[[ RECORD SET, beginning ]]

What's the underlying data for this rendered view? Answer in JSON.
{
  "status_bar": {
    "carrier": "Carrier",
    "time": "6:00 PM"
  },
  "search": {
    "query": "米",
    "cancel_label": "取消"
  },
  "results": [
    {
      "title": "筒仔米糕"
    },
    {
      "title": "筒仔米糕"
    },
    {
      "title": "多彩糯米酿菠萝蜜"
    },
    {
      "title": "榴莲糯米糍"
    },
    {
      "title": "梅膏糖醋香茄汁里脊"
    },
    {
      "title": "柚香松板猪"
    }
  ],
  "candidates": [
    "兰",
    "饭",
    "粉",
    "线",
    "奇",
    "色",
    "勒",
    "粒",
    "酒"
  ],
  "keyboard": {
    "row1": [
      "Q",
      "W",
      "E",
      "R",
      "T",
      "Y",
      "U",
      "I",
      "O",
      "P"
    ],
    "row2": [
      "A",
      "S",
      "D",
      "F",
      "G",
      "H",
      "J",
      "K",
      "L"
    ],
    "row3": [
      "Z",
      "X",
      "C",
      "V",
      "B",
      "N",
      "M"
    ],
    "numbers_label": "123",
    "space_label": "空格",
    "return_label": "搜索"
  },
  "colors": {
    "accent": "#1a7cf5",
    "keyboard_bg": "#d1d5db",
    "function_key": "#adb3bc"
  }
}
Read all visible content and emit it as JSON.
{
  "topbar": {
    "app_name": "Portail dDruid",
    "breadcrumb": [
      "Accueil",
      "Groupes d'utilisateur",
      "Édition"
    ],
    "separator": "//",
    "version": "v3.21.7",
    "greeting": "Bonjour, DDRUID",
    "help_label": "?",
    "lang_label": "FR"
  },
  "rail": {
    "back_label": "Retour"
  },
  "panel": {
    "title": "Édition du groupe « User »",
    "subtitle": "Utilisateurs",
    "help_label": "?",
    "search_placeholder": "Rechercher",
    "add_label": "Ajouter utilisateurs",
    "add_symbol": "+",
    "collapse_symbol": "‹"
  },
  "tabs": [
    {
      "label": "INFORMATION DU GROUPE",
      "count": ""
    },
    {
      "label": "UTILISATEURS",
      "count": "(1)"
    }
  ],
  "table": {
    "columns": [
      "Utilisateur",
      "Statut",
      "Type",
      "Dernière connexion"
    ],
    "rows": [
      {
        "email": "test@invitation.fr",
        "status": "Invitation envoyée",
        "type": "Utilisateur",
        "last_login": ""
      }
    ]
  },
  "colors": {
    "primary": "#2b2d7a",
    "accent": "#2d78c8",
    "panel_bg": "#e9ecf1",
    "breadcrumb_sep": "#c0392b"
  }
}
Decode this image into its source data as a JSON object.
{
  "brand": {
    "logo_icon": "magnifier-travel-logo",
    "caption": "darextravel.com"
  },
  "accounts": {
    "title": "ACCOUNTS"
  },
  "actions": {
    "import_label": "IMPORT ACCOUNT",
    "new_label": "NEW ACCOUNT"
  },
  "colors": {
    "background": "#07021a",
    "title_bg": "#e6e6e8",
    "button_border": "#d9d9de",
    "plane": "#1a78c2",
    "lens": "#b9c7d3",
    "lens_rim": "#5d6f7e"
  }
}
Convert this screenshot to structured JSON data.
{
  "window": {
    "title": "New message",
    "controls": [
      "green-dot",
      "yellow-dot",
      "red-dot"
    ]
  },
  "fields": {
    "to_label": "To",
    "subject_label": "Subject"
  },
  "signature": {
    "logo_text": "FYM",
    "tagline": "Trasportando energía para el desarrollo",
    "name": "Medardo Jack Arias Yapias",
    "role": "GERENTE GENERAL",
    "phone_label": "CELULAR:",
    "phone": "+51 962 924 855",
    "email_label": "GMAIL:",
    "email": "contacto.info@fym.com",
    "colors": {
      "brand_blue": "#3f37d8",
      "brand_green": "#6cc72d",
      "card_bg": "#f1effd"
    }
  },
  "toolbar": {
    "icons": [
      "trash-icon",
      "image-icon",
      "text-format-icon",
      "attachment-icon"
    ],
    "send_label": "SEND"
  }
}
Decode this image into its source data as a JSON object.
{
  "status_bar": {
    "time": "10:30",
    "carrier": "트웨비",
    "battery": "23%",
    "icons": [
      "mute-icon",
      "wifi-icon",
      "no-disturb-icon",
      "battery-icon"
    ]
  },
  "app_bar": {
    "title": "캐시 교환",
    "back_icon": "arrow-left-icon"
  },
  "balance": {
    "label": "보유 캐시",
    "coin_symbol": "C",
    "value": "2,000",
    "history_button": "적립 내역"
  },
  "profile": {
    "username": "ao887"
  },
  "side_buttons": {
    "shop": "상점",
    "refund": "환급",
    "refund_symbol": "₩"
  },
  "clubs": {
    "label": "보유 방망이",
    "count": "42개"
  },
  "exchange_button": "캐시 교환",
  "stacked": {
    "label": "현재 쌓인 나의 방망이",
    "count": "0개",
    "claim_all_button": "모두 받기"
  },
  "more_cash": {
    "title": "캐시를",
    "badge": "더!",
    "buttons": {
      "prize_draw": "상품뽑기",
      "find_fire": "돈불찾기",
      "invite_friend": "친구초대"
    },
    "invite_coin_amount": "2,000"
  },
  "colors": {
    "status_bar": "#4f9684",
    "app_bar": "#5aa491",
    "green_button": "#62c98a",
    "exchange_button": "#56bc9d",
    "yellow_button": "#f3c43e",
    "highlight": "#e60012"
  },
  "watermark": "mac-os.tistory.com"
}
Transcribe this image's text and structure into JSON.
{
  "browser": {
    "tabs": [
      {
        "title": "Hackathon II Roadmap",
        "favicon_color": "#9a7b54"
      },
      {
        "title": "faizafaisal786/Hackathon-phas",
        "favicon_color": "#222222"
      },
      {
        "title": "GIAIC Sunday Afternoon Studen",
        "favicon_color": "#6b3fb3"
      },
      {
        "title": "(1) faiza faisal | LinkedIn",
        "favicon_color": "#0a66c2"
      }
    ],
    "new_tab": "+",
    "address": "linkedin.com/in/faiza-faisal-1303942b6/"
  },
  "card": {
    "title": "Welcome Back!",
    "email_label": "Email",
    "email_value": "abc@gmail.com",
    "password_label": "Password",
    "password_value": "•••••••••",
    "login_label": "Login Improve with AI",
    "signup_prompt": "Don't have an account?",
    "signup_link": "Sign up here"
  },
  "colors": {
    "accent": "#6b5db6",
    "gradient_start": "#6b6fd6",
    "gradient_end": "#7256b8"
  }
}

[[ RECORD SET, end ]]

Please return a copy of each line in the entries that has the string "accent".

    "accent": "#1a7cf5",
    "accent": "#2d78c8",
    "accent": "#6b5db6",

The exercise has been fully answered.